*** Begin section ***

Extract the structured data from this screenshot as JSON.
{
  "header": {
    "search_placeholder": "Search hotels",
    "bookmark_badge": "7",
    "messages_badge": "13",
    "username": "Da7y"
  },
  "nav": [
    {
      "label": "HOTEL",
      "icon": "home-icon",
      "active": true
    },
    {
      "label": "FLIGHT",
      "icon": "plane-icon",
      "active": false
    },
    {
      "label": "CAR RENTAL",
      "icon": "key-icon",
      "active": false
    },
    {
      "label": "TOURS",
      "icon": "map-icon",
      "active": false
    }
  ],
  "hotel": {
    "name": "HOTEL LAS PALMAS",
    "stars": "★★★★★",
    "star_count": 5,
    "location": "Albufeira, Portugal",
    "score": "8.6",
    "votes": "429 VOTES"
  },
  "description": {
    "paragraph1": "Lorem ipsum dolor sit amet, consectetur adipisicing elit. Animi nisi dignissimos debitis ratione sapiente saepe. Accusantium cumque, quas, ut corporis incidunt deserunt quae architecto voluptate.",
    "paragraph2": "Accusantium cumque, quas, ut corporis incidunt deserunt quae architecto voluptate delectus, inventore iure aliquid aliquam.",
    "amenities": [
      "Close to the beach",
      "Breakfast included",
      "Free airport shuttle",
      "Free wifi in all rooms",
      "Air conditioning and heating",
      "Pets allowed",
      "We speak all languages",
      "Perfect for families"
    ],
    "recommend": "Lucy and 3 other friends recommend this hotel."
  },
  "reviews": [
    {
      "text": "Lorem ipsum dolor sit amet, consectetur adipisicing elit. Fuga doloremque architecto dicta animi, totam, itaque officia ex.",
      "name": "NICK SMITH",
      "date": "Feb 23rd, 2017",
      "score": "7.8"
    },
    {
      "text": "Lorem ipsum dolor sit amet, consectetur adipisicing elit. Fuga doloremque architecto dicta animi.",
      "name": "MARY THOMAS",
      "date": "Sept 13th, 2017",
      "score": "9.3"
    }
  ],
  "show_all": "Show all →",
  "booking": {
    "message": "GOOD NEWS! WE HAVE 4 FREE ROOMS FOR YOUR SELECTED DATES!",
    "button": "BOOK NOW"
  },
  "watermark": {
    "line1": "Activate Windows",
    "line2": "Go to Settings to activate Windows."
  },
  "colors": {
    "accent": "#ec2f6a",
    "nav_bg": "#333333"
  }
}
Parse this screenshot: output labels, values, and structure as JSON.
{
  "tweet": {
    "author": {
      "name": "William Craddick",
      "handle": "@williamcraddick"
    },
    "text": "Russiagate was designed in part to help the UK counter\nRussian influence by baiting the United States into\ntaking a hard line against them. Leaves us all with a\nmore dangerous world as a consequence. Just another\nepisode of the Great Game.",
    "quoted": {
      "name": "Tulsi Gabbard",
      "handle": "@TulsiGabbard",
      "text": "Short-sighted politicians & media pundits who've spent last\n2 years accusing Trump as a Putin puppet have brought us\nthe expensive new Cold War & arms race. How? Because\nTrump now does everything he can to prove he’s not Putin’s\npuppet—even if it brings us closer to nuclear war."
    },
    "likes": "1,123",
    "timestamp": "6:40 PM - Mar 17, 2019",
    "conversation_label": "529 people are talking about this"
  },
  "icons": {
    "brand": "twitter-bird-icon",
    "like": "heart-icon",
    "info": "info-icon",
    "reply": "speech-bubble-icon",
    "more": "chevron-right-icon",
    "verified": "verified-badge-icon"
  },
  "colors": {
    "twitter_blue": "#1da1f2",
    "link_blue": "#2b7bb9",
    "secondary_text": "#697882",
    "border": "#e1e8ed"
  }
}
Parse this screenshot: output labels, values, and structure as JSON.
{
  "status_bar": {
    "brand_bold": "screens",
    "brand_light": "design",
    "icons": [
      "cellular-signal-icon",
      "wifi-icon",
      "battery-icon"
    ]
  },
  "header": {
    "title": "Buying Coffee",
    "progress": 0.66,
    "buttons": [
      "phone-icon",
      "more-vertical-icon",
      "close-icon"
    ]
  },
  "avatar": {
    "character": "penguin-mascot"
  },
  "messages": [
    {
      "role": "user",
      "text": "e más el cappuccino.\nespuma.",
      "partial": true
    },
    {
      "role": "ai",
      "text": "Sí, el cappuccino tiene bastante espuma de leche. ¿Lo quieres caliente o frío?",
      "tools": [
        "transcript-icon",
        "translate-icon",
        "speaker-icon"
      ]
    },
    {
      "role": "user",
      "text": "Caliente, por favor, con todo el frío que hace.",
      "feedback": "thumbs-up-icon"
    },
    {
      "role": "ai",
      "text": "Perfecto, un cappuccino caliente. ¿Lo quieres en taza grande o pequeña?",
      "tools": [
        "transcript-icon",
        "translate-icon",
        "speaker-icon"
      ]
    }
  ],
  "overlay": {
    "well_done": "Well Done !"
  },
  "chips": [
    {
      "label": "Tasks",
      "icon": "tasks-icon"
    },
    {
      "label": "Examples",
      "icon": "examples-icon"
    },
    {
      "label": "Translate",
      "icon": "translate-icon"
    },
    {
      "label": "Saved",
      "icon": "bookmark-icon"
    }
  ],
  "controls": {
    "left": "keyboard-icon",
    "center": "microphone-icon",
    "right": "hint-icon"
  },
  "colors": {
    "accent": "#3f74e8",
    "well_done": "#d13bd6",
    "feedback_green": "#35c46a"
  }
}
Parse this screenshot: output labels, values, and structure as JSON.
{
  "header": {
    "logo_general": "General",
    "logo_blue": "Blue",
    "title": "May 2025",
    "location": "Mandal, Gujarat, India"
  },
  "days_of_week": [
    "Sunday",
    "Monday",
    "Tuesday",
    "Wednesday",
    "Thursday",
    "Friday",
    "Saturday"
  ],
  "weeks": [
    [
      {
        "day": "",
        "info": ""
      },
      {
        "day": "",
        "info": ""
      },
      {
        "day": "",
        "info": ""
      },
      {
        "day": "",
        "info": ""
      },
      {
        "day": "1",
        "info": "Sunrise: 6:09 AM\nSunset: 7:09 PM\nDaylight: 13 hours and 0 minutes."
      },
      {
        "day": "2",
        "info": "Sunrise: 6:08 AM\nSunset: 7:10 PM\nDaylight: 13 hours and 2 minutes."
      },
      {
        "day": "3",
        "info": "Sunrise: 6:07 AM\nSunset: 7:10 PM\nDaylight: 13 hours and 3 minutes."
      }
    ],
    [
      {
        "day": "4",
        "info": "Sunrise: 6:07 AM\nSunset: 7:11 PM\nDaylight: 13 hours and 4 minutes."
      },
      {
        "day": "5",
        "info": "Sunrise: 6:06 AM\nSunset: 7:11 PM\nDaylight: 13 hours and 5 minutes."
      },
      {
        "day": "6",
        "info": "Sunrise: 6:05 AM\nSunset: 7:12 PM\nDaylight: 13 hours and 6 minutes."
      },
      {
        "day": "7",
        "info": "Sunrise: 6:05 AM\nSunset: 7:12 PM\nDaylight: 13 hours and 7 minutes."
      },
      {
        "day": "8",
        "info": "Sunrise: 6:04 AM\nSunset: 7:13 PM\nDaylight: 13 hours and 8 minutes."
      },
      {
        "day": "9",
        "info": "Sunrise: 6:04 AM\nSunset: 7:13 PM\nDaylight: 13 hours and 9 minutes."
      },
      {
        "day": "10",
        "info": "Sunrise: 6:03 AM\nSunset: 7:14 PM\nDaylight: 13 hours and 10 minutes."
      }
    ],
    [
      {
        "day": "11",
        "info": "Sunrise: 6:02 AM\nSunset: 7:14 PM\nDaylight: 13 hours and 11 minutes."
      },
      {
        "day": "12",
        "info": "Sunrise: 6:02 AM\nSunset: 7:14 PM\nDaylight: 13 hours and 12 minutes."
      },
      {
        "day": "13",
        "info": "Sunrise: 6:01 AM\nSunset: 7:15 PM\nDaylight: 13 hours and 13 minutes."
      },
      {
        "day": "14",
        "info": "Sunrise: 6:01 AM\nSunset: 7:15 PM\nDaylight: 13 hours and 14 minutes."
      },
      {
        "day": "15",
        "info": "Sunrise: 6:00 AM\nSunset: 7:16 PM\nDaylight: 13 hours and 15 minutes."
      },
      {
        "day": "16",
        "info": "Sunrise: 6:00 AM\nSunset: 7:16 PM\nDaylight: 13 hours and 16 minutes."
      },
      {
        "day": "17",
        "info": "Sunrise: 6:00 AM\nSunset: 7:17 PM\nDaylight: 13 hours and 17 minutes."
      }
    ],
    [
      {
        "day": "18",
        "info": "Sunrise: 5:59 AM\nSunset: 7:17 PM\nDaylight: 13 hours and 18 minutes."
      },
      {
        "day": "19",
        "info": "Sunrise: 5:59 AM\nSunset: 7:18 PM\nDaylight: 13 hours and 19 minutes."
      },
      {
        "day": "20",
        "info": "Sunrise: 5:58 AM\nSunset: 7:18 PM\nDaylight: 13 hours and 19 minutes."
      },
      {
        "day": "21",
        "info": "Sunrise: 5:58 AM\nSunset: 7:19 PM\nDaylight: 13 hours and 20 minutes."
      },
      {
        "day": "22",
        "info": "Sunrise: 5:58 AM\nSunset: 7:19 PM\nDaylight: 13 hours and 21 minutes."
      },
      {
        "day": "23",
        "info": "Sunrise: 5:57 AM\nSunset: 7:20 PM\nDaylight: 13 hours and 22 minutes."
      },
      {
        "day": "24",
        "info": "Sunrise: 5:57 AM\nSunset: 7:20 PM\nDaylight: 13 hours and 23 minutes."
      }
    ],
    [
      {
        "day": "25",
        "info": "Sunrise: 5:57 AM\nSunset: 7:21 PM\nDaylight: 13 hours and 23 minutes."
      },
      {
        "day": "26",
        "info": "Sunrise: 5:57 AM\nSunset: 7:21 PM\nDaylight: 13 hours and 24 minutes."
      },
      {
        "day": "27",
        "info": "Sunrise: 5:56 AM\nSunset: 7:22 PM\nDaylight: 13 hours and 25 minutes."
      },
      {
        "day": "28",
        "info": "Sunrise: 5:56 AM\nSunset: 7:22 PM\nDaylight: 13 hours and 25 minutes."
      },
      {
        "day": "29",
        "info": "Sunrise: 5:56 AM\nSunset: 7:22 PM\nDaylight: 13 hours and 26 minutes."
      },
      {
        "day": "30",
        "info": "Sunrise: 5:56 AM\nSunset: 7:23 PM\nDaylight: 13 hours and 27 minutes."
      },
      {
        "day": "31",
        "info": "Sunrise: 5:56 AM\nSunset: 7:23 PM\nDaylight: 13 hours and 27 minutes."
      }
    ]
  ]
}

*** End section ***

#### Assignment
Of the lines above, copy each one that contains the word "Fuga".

#### Solution to this exercise
      "text": "Lorem ipsum dolor sit amet, consectetur adipisicing elit. Fuga doloremque architecto dicta animi, totam, itaque officia ex.",
      "text": "Lorem ipsum dolor sit amet, consectetur adipisicing elit. Fuga doloremque architecto dicta animi.",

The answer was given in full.